Bob McKeon

December 19, 2011

Climate change is very much in the news these days. A decision on the controversial Keystone XL pipeline has been delayed by President Obama in the U.S. The proposed Northern Gateway pipeline through Northern B.C. is experiencing strong opposition from aboriginal leaders and environment groups.

The European Union is proposing to penalize oil coming from Alberta oilsands because of environmental concerns. Canada's position at the UN Climate Change talks in Durban, South Africa, is being widely criticized, both internationally and within Canada.

The federal and provincial governments and the oil companies see all this debate primarily as a "branding" problem requiring increased advertising budgets and hiring more lobbyists and publicists. This is unfortunate and short-sighted at a time when real "on-the-ground" changes are urgently needed.

There is an increasing international consensus that the threat of harmful climate change due to greenhouse gas emissions is real. The International Energy Agency warns that without significant changes in global energy policies in the next several years, "rising fossil energy use will lead to irreversible and potentially catastrophic climate change."


Catholic voices are speaking out. The day before the UN Climate Change Conference opened, Pope Benedict said he hoped "that all members of the international community will agree on a responsible, credible and supportive response to this worrying and complex phenomenon, taking into account the needs of the poorest populations and of the generations to come."

Cardinal Oscar Rodriguez Maradiaga, president of Caritas Internationalis, led a Caritas delegation to Durban to speak on behalf of poor countries that suffer from the serious impacts of climate change, and to insist that urgent action is necessary.

Caritas speaks of "climate justice" for those poor countries "who suffer the most from the impacts of climate change and have contributed the least to it." Caritas points out that food security is very much being put at risk in poor countries due to climate change.

This year Development and Peace is educating Canadians about this important link between climate change and the availability of food.


Meanwhile, Canadian government and industry leaders are seeking to postpone any binding agreements to reduce energy-related greenhouse gas emissions in order to avoid costs to the economy at a time of fragile economic recovery.

The International Energy Agency argues that this delaying action is a false economy.
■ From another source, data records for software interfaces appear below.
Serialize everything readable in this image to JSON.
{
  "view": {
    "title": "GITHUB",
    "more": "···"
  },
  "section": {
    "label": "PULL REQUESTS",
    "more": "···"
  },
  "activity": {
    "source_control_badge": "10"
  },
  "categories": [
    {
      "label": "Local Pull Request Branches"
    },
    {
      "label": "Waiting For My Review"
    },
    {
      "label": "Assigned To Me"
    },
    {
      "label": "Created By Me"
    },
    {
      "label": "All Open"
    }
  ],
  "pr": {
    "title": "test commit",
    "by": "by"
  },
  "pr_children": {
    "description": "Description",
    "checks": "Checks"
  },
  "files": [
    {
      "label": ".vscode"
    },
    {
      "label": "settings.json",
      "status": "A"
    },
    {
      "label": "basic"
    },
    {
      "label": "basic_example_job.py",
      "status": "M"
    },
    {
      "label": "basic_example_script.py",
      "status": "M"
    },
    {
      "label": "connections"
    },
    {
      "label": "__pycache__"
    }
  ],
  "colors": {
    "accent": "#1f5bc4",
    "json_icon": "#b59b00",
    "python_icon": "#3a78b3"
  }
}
Modest costs avoided today will lead to major financial burdens being imposed on the next generation.

These international debates about climate change relate directly to decisions being made today about oilsands development in Alberta. Often today, the debate becomes unhelpfully polarized between oilsands – "yes or no."

Bishop Luc Bouchard in his 2009 pastoral message addressed his ethical criticism to the environmental impacts of the scope, scale and pace of present and proposed oilsands developments.


The National Energy Board predicts oilsands production will triple in the next 25 years. The Pembina Institute observes that the oilsands "are the fastest growing industrial source of greenhouse gas emissions in Canada."

There is a crucial ethical question for us today in Alberta: What environmental and regulatory standards will govern the design and operations of this next generation of oilsands plants presently on the drawing boards?

These industrial plants will last for a generation. Once built, these plants will be retrofitted for greater environmental efficiency in the future only with great difficulty and expense.


Some initial steps for an adequate environmental framework are now being put in place in Alberta. A regional land use plan for the oilsands region is being developed. The provincial and federal governments have made public commitments to improve the monitoring of pollution and water quality in the Athabasca River watershed.

Yet, there is no overall regulatory plan to regulate and establish limits on cumulative greenhouse gas emissions from the oilsands.


Global greenhouse gas emissions cannot be allowed to continue to increase year after year. Last year alone the global increase was more than five per cent.


Effective change needs to start now. Regardless of the outcome of the international talks in South Africa, significant advances can be made in Alberta.

Let's move quickly to complete an adequate forward-looking environmental regulatory framework for future oilsands developments, and see that it is actually enforced.

Let's spend dollars on meaningful environmental research and improved technology, rather than for publicists and lobbyists.

(Bob McKeon: